WHAT NEEDS TO BE DONE: Retype the entries. Match them exactly.

※

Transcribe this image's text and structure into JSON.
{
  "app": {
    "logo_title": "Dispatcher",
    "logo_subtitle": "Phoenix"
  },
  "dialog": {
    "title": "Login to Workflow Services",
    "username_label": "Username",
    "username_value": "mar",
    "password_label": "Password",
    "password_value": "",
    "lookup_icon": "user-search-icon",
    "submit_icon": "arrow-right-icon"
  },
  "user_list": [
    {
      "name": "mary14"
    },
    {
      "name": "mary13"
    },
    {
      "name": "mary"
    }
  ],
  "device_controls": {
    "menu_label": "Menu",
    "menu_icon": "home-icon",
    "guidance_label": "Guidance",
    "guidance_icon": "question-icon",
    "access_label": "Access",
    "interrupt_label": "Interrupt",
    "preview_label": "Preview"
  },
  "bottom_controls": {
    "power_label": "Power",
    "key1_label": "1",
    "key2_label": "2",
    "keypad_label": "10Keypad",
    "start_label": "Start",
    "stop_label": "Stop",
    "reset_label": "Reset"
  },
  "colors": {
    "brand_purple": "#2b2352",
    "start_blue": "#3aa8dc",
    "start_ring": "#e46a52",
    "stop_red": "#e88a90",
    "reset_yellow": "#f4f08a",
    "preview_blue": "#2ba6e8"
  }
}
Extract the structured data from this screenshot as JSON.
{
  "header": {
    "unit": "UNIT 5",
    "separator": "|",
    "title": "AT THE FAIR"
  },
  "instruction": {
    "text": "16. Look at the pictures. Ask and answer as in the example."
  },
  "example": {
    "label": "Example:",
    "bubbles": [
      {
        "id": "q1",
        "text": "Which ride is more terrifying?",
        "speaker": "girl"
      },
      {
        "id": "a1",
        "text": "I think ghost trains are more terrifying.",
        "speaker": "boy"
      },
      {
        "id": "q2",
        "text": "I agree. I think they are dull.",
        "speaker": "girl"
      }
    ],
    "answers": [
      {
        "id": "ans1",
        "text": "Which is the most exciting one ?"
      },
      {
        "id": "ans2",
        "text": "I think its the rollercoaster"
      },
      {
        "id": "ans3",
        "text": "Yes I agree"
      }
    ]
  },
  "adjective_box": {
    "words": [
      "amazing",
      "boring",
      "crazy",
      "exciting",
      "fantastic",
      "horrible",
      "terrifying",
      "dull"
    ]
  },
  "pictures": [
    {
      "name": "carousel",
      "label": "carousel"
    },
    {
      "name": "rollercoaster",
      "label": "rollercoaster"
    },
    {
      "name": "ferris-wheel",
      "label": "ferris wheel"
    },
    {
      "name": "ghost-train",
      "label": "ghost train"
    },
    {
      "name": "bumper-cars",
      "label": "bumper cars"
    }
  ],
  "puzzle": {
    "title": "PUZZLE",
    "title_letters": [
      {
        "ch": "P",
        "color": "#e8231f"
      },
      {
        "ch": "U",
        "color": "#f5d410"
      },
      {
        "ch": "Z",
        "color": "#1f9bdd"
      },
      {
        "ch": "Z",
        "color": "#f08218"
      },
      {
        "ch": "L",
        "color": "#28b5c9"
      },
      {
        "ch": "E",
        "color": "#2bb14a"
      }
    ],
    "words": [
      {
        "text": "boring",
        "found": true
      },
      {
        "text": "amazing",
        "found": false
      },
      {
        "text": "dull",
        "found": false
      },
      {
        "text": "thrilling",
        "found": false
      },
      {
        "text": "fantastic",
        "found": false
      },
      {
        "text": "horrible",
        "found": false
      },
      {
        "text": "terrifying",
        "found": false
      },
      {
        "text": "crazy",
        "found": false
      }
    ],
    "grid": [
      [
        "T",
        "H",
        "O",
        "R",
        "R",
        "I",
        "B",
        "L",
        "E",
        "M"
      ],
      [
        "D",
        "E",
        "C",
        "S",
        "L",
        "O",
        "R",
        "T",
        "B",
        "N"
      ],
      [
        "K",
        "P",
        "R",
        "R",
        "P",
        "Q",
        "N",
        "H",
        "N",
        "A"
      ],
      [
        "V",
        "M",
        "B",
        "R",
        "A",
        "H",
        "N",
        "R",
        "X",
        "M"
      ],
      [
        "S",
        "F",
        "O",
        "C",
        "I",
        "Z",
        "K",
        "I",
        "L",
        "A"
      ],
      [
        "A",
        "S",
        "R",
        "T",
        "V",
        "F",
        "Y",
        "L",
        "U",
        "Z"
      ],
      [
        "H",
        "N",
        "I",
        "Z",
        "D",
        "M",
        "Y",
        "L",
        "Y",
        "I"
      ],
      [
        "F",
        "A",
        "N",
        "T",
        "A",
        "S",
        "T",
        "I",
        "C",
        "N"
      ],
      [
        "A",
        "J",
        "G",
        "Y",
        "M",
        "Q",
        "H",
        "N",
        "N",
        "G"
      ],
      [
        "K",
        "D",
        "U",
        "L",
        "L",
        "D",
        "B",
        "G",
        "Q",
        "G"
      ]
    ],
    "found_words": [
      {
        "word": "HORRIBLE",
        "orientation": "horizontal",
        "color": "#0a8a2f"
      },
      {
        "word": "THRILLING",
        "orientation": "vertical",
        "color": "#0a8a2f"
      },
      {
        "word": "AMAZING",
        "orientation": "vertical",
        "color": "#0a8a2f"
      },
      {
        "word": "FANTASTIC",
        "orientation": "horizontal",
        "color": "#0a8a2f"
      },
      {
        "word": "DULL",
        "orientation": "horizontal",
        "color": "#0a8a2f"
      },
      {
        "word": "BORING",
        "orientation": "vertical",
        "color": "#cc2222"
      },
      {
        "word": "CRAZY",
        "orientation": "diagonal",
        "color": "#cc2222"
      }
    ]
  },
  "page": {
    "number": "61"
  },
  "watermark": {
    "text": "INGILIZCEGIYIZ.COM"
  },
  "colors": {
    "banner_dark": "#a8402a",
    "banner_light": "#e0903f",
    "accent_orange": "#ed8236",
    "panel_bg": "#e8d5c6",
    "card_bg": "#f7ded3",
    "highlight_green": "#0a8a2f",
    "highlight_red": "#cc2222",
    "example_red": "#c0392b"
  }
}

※

ANSWER AREA:
Transcribe this image's text and structure into JSON.
{
  "app": {
    "logo_title": "Dispatcher",
    "logo_subtitle": "Phoenix"
  },
  "dialog": {
    "title": "Login to Workflow Services",
    "username_label": "Username",
    "username_value": "mar",
    "password_label": "Password",
    "password_value": "",
    "lookup_icon": "user-search-icon",
    "submit_icon": "arrow-right-icon"
  },
  "user_list": [
    {
      "name": "mary14"
    },
    {
      "name": "mary13"
    },
    {
      "name": "mary"
    }
  ],
  "device_controls": {
    "menu_label": "Menu",
    "menu_icon": "home-icon",
    "guidance_label": "Guidance",
    "guidance_icon": "question-icon",
    "access_label": "Access",
    "interrupt_label": "Interrupt",
    "preview_label": "Preview"
  },
  "bottom_controls": {
    "power_label": "Power",
    "key1_label": "1",
    "key2_label": "2",
    "keypad_label": "10Keypad",
    "start_label": "Start",
    "stop_label": "Stop",
    "reset_label": "Reset"
  },
  "colors": {
    "brand_purple": "#2b2352",
    "start_blue": "#3aa8dc",
    "start_ring": "#e46a52",
    "stop_red": "#e88a90",
    "reset_yellow": "#f4f08a",
    "preview_blue": "#2ba6e8"
  }
}
Extract the structured data from this screenshot as JSON.
{
  "header": {
    "unit": "UNIT 5",
    "separator": "|",
    "title": "AT THE FAIR"
  },
  "instruction": {
    "text": "16. Look at the pictures. Ask and answer as in the example."
  },
  "example": {
    "label": "Example:",
    "bubbles": [
      {
        "id": "q1",
        "text": "Which ride is more terrifying?",
        "speaker": "girl"
      },
      {
        "id": "a1",
        "text": "I think ghost trains are more terrifying.",
        "speaker": "boy"
      },
      {
        "id": "q2",
        "text": "I agree. I think they are dull.",
        "speaker": "girl"
      }
    ],
    "answers": [
      {
        "id": "ans1",
        "text": "Which is the most exciting one ?"
      },
      {
        "id": "ans2",
        "text": "I think its the rollercoaster"
      },
      {
        "id": "ans3",
        "text": "Yes I agree"
      }
    ]
  },
  "adjective_box": {
    "words": [
      "amazing",
      "boring",
      "crazy",
      "exciting",
      "fantastic",
      "horrible",
      "terrifying",
      "dull"
    ]
  },
  "pictures": [
    {
      "name": "carousel",
      "label": "carousel"
    },
    {
      "name": "rollercoaster",
      "label": "rollercoaster"
    },
    {
      "name": "ferris-wheel",
      "label": "ferris wheel"
    },
    {
      "name": "ghost-train",
      "label": "ghost train"
    },
    {
      "name": "bumper-cars",
      "label": "bumper cars"
    }
  ],
  "puzzle": {
    "title": "PUZZLE",
    "title_letters": [
      {
        "ch": "P",
        "color": "#e8231f"
      },
      {
        "ch": "U",
        "color": "#f5d410"
      },
      {
        "ch": "Z",
        "color": "#1f9bdd"
      },
      {
        "ch": "Z",
        "color": "#f08218"
      },
      {
        "ch": "L",
        "color": "#28b5c9"
      },
      {
        "ch": "E",
        "color": "#2bb14a"
      }
    ],
    "words": [
      {
        "text": "boring",
        "found": true
      },
      {
        "text": "amazing",
        "found": false
      },
      {
        "text": "dull",
        "found": false
      },
      {
        "text": "thrilling",
        "found": false
      },
      {
        "text": "fantastic",
        "found": false
      },
      {
        "text": "horrible",
        "found": false
      },
      {
        "text": "terrifying",
        "found": false
      },
      {
        "text": "crazy",
        "found": false
      }
    ],
    "grid": [
      [
        "T",
        "H",
        "O",
        "R",
        "R",
        "I",
        "B",
        "L",
        "E",
        "M"
      ],
      [
        "D",
        "E",
        "C",
        "S",
        "L",
        "O",
        "R",
        "T",
        "B",
        "N"
      ],
      [
        "K",
        "P",
        "R",
        "R",
        "P",
        "Q",
        "N",
        "H",
        "N",
        "A"
      ],
      [
        "V",
        "M",
        "B",
        "R",
        "A",
        "H",
        "N",
        "R",
        "X",
        "M"
      ],
      [
        "S",
        "F",
        "O",
        "C",
        "I",
        "Z",
        "K",
        "I",
        "L",
        "A"
      ],
      [
        "A",
        "S",
        "R",
        "T",
        "V",
        "F",
        "Y",
        "L",
        "U",
        "Z"
      ],
      [
        "H",
        "N",
        "I",
        "Z",
        "D",
        "M",
        "Y",
        "L",
        "Y",
        "I"
      ],
      [
        "F",
        "A",
        "N",
        "T",
        "A",
        "S",
        "T",
        "I",
        "C",
        "N"
      ],
      [
        "A",
        "J",
        "G",
        "Y",
        "M",
        "Q",
        "H",
        "N",
        "N",
        "G"
      ],
      [
        "K",
        "D",
        "U",
        "L",
        "L",
        "D",
        "B",
        "G",
        "Q",
        "G"
      ]
    ],
    "found_words": [
      {
        "word": "HORRIBLE",
        "orientation": "horizontal",
        "color": "#0a8a2f"
      },
      {
        "word": "THRILLING",
        "orientation": "vertical",
        "color": "#0a8a2f"
      },
      {
        "word": "AMAZING",
        "orientation": "vertical",
        "color": "#0a8a2f"
      },
      {
        "word": "FANTASTIC",
        "orientation": "horizontal",
        "color": "#0a8a2f"
      },
      {
        "word": "DULL",
        "orientation": "horizontal",
        "color": "#0a8a2f"
      },
      {
        "word": "BORING",
        "orientation": "vertical",
        "color": "#cc2222"
      },
      {
        "word": "CRAZY",
        "orientation": "diagonal",
        "color": "#cc2222"
      }
    ]
  },
  "page": {
    "number": "61"
  },
  "watermark": {
    "text": "INGILIZCEGIYIZ.COM"
  },
  "colors": {
    "banner_dark": "#a8402a",
    "banner_light": "#e0903f",
    "accent_orange": "#ed8236",
    "panel_bg": "#e8d5c6",
    "card_bg": "#f7ded3",
    "highlight_green": "#0a8a2f",
    "highlight_red": "#cc2222",
    "example_red": "#c0392b"
  }
}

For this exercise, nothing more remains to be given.